The reason for these differences? Take your guess. But it’s worth noting that VIHA helped design the wellbeing brief and the Chamber of Commerce-dominated Greater Victoria Development Agency the economic brief. Meanwhile, the Community Social Planning Council’s Capital Region Food and Agricultural Initiatives Roundtable helped with the food brief. One of those groups is exponentially more engaged with independent experts, activist groups and the general public in ongoing and constructive ways than the others.
So when Margaret Misek-Evans, the CRD’s manager of Regional and Strategic Planning, tells me that a March “Council of Councils” meeting saw capital region municipal representatives be “relatively supportive” of taking the regional sustainability strategy to the first draft stage over the next year, it’s difficult to stifle my yawn. Apparently, the regional sustainability strategy may sink amidst lots of polite deck rearranging and government-speak guided by top-heavy organizations and our notoriously uncollaborative municipal governments.
That’s where the public could come in. The public input phase for the regional sustainability strategy closes in early April (http://sustainability.crd.bc.ca). Yet the next seven months provide an opportunity for us to float more specific options for more significant change, and work to elect politicians from Sooke to Sidney in November’s municipal elections who would support the ongoing development of a more visionary regional sustainability strategy.
Anyone out there ready to help launch such a regional sustainability initiative? Personally, I’d love to hear more expressions of deep concern, and screams of alarm.

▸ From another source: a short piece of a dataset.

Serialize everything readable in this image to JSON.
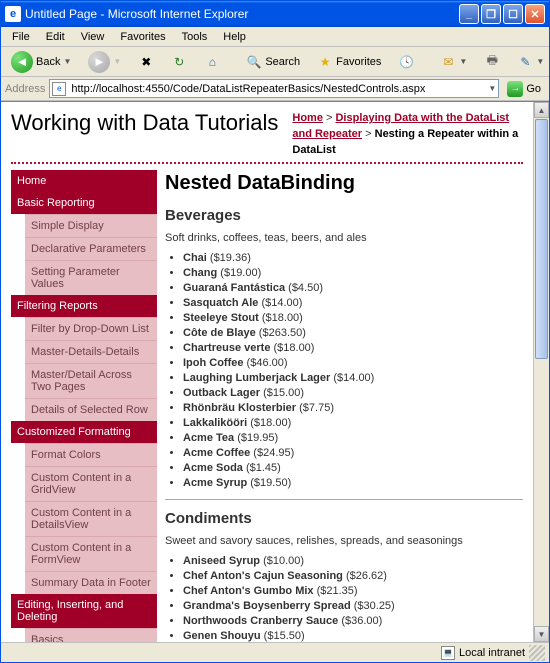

Rob Wipond would be willing to help with a regional sustainability initiative. Contact him. Originally published in Focus, April 2011.